### WHAT THIS TASK INVOLVES
Where the string "name" occurs in a line of the data below, that line should be copied.

TASK DATA: Begin

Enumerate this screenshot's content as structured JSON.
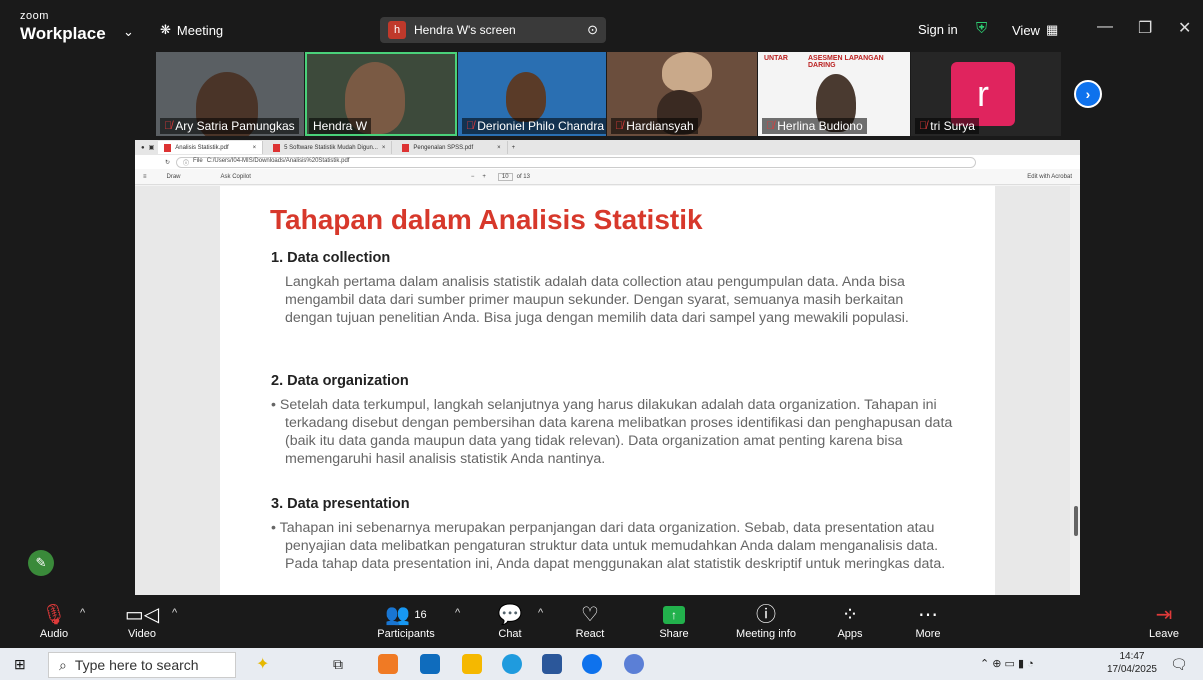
{
  "topbar": {
    "app_small": "zoom",
    "app_big": "Workplace",
    "meeting_label": "Meeting",
    "share_letter": "h",
    "share_label": "Hendra W's screen",
    "sign_in": "Sign in",
    "view": "View"
  },
  "participants_strip": [
    {
      "name": "Ary Satria Pamungkas",
      "muted": true
    },
    {
      "name": "Hendra W",
      "muted": false
    },
    {
      "name": "Derioniel Philo Chandra",
      "muted": true
    },
    {
      "name": "Hardiansyah",
      "muted": true
    },
    {
      "name": "Herlina Budiono",
      "muted": true
    },
    {
      "name": "tri Surya",
      "muted": true,
      "avatar_letter": "r"
    }
  ],
  "banner": {
    "line1": "ASESMEN LAPANGAN DARING",
    "logo": "UNTAR"
  },
  "browser": {
    "tabs": [
      "Analisis Statistik.pdf",
      "5 Software Statistik Mudah Digun...",
      "Pengenalan SPSS.pdf"
    ],
    "url": "C:/Users/I04-MIS/Downloads/Analisis%20Statistik.pdf",
    "url_prefix": "File",
    "toolbar": {
      "draw": "Draw",
      "ask": "Ask Copilot",
      "page": "10",
      "of": "of 13",
      "edit": "Edit with Acrobat"
    }
  },
  "document": {
    "title": "Tahapan dalam Analisis Statistik",
    "s1_heading": "1. Data collection",
    "s1_text": "Langkah pertama dalam analisis statistik adalah data collection atau pengumpulan data. Anda bisa mengambil data dari sumber primer maupun sekunder. Dengan syarat, semuanya masih berkaitan dengan tujuan penelitian Anda. Bisa juga dengan memilih data dari sampel yang mewakili populasi.",
    "s2_heading": "2. Data organization",
    "s2_text": "• Setelah data terkumpul, langkah selanjutnya yang harus dilakukan adalah data organization. Tahapan ini terkadang disebut dengan pembersihan data karena melibatkan proses identifikasi dan penghapusan data (baik itu data ganda maupun data yang tidak relevan). Data organization amat penting karena bisa memengaruhi hasil analisis statistik Anda nantinya.",
    "s3_heading": "3. Data presentation",
    "s3_text": "• Tahapan ini sebenarnya merupakan perpanjangan dari data organization. Sebab, data presentation atau penyajian data melibatkan pengaturan struktur data untuk memudahkan Anda dalam menganalisis data. Pada tahap data presentation ini, Anda dapat menggunakan alat statistik deskriptif untuk meringkas data."
  },
  "controls": {
    "audio": "Audio",
    "video": "Video",
    "participants": "Participants",
    "participants_count": "16",
    "chat": "Chat",
    "react": "React",
    "share": "Share",
    "meeting_info": "Meeting info",
    "apps": "Apps",
    "more": "More",
    "leave": "Leave"
  },
  "taskbar": {
    "search_placeholder": "Type here to search",
    "time": "14:47",
    "date": "17/04/2025"
  },
  "colors": {
    "accent_green": "#22b14c",
    "title_red": "#d7382b",
    "muted_red": "#e03a3a"
  }
}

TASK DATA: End

### TASK RESULT
      "name": "Ary Satria Pamungkas",
      "name": "Hendra W",
      "name": "Derioniel Philo Chandra",
      "name": "Hardiansyah",
      "name": "Herlina Budiono",
      "name": "tri Surya",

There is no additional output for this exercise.